───── INPUT DATA

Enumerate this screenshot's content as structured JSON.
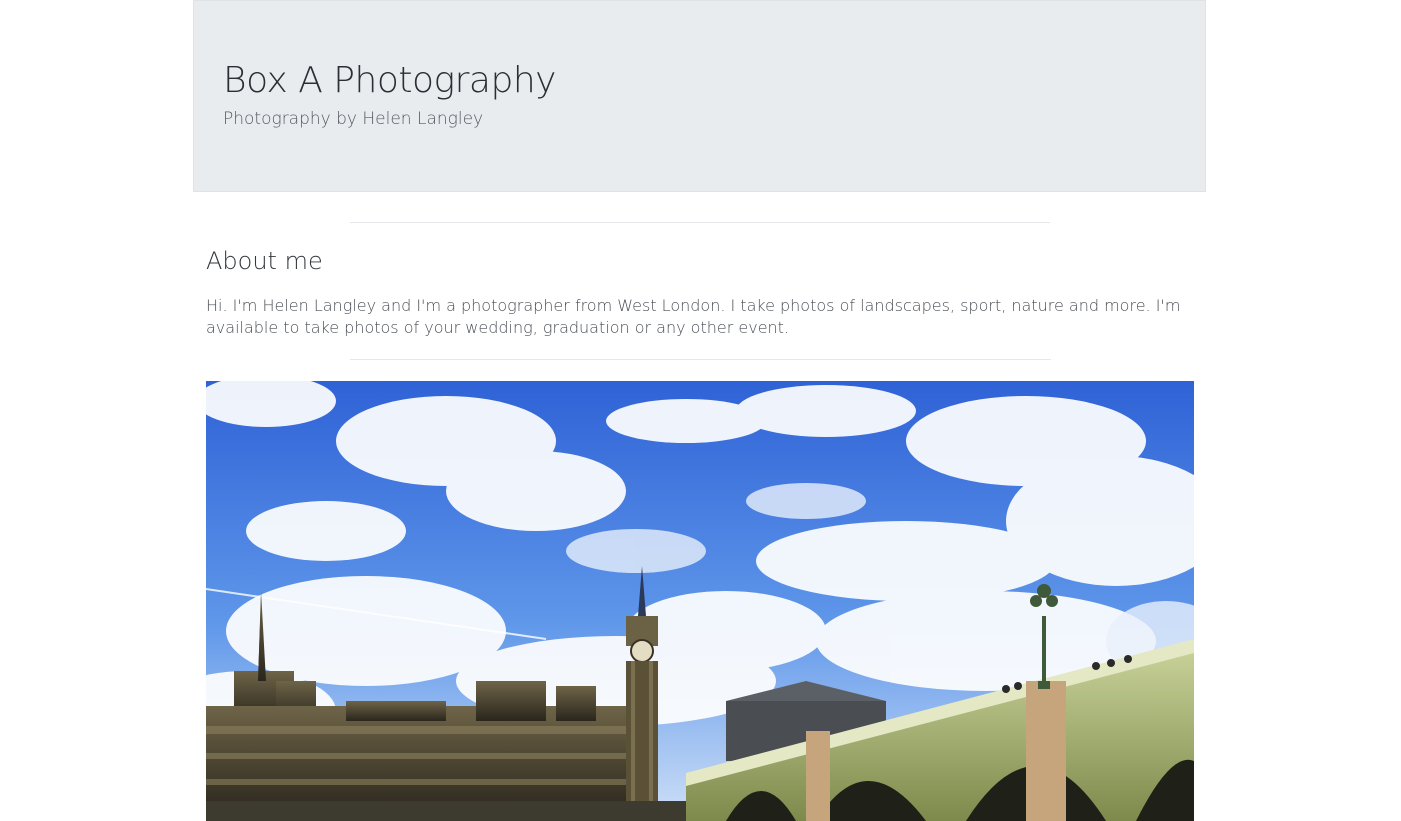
{
  "header": {
    "title": "Box A Photography",
    "subtitle": "Photography by Helen Langley",
    "background": "#e9ecef"
  },
  "about": {
    "heading": "About me",
    "text": "Hi. I'm Helen Langley and I'm a photographer from West London. I take photos of landscapes, sport, nature and more. I'm available to take photos of your wedding, graduation or any other event."
  },
  "photo": {
    "subject": "westminster-bridge-and-big-ben",
    "sky_color": "#3f78e0"
  }
}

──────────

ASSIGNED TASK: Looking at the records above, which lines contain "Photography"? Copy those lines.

ANSWER FOR THE TASK:
    "title": "Box A Photography",
    "subtitle": "Photography by Helen Langley",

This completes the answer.